It is important to recognise a few key points. 

  • The initial steps of creating, maintaining, and approving new devices loaded into the item master remains riddled with process inefficiencies that can have downstream impacts. 
  • Recall and traceability cannot be enabled without linkage between ERP supply chain and electronic health record (EHR) systems.
  • Clinician time spent searching for clinical supplies detracts from patient care.
  • Hospitals do not want clinical patient data in ERP/supply chain systems.

There is good news, however:

  • Leveraging a product hub with collaboration capabilities, designed to connect to external systems and import new catalog data can greatly improve data quality in item masters. 
  • Recall and traceability can be enabled by using a common item number, UDI reference, inventory status codes, and encounter numbers shared between ERP and EHR systems.
  • Emerging technologies, such as digital assistants, simplifies access to information while on the go, and can even invoke specific functionality.
  • Using encounter numbers eliminates the need to expose any patient data. 

Part IV) Introduce Planning Techniques Used by Other Industries 

Demand planning can be defined as using historical data, statistics and experience to estimate demand for items across a time horizon. Forecasting techniques have been used for many years and in many industries to assist in the determination of how much inventory to carry and when.

Though not the focus of this white paper, these demand-planning tools require consumption history (eg: procedural use), and then apply statistical models to address variability and improve accuracy. A modern demand-management platform provides a ‘statistician in a box’ along with automated collaboration capabilities to derive these forecasts as well as safety-stock recommendations.

Once the planner is satisfied with the forecast, it is used in conjunction with supply planning to generate suggestions which are then actioned as purchase requisitions. This process removes the guesswork from procurement decisions, and increases the level of automation. 

The result can have a significant impact on reducing excess inventories in a healthcare organisation, especially when used across a large number of facilities.

Part V) Enable Patient Safety, Traceability, and Recall Efficiency

The ultimate goal remains to have a patient-centred supply chain, which begins with ensuring patient safety.

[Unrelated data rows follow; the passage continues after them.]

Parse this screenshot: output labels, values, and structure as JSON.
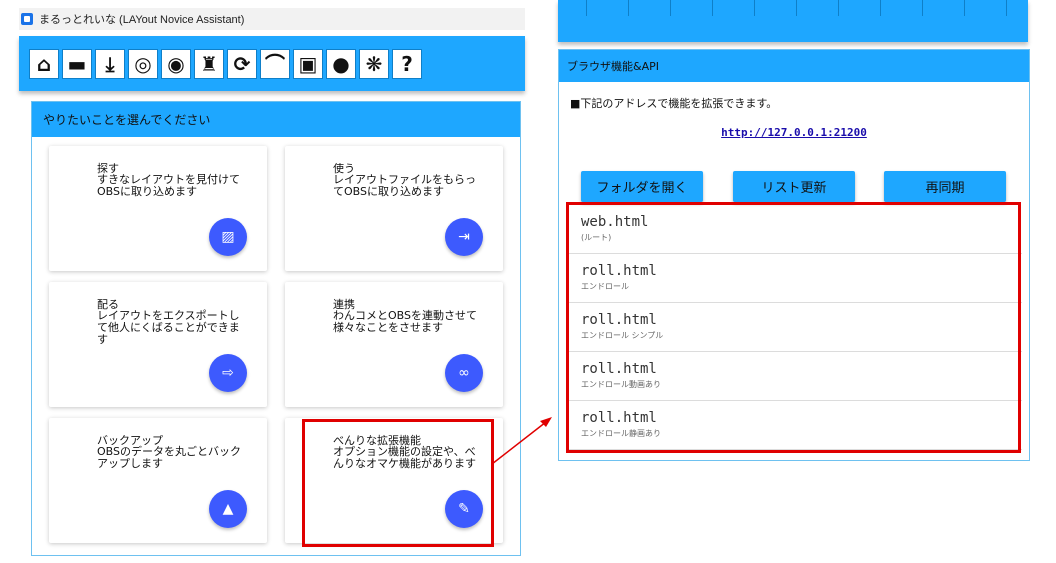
{
  "left_window": {
    "title": "まるっとれいな (LAYout Novice Assistant)",
    "toolbar_icons": [
      {
        "name": "home-icon",
        "glyph": "⌂"
      },
      {
        "name": "folder-icon",
        "glyph": "▬"
      },
      {
        "name": "download-icon",
        "glyph": "⤓"
      },
      {
        "name": "obs-icon",
        "glyph": "◎"
      },
      {
        "name": "onecomme-icon",
        "glyph": "◉"
      },
      {
        "name": "robot-icon",
        "glyph": "♜"
      },
      {
        "name": "sync-icon",
        "glyph": "⟳"
      },
      {
        "name": "chair-icon",
        "glyph": "⌒"
      },
      {
        "name": "twitch-icon",
        "glyph": "▣"
      },
      {
        "name": "cat-icon",
        "glyph": "●"
      },
      {
        "name": "paw-icon",
        "glyph": "❋"
      },
      {
        "name": "help-icon",
        "glyph": "?"
      }
    ],
    "panel_header": "やりたいことを選んでください",
    "cards": [
      {
        "title": "探す",
        "desc": "すきなレイアウトを見付けてOBSに取り込めます",
        "icon": "image-search-icon",
        "glyph": "▨"
      },
      {
        "title": "使う",
        "desc": "レイアウトファイルをもらってOBSに取り込めます",
        "icon": "import-icon",
        "glyph": "⇥"
      },
      {
        "title": "配る",
        "desc": "レイアウトをエクスポートして他人にくばることができます",
        "icon": "export-icon",
        "glyph": "⇨"
      },
      {
        "title": "連携",
        "desc": "わんコメとOBSを連動させて様々なことをさせます",
        "icon": "link-icon",
        "glyph": "∞"
      },
      {
        "title": "バックアップ",
        "desc": "OBSのデータを丸ごとバックアップします",
        "icon": "upload-icon",
        "glyph": "▲"
      },
      {
        "title": "べんりな拡張機能",
        "desc": "オプション機能の設定や、べんりなオマケ機能があります",
        "icon": "plugin-icon",
        "glyph": "✎"
      }
    ]
  },
  "right_window": {
    "header": "ブラウザ機能&API",
    "info": "■下記のアドレスで機能を拡張できます。",
    "url": "http://127.0.0.1:21200",
    "buttons": [
      "フォルダを開く",
      "リスト更新",
      "再同期"
    ],
    "files": [
      {
        "name": "web.html",
        "sub": "(ルート)"
      },
      {
        "name": "roll.html",
        "sub": "エンドロール"
      },
      {
        "name": "roll.html",
        "sub": "エンドロール シンプル"
      },
      {
        "name": "roll.html",
        "sub": "エンドロール動画あり"
      },
      {
        "name": "roll.html",
        "sub": "エンドロール静画あり"
      }
    ]
  },
  "colors": {
    "accent": "#1ea7ff",
    "fab": "#3d5afe",
    "highlight": "#e00000"
  }
}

By linking all inventory transactions to a common item and UDI, a complete history exists of when and from whom the item was procured, where and when it was moved to a department, and finally the encounter where the item was used in the patient. 

In the event of a recall, this information allows hospitals to quickly find any remaining stock on hand, and where exactly the items are located. 

The transaction history also provides a list of any recalled items consumed during a patient procedure with a reference to an encounter number that protects patient privacy, and enables the medical staff to identify and locate the patient in their EHR to discuss alternatives.  


Time To Act

The need for increased patient safety, scale of supplies expenses and the pressure hospitals face to control costs underlines the urgency for hospital supply chain transformation. With many hospitals having low single digit operating margins, even a 10 percent reduction in hospital supply expense could significantly impact profitability. 


Capability and Value to the Healthcare Supply Chain

In healthcare, It is common to see up to 20 percent of inventory value expire on the shelves and up to 25 percent of inventory sit unused for 12 months or longer. Below is a summary of benefit areas.


Check these articles out:

5 Technologies Bringing Healthcare Systems Into The Future

Microsoft Partners PepsiCo To Accelerate Cloud Infrastructure and Operational Agility

Navigating Challenges Of COVID-19 And Innovating In A Time Of Crisis – Recommendations For Manufacturers

When A Pandemic Accelerates The Journey To Digital Twins

Retarus Cloud Services Enhances Workflow For BP Healthcare

The Road To Oil Market Recovery Will Be Slow And Choppy

TÜV Rheinland: Seven Cybersecurity Trends For 2020








4 Tips On Building Manufacturing Agility For SMEs
La Trobe University Models Coronavirus Infected Lung In 3D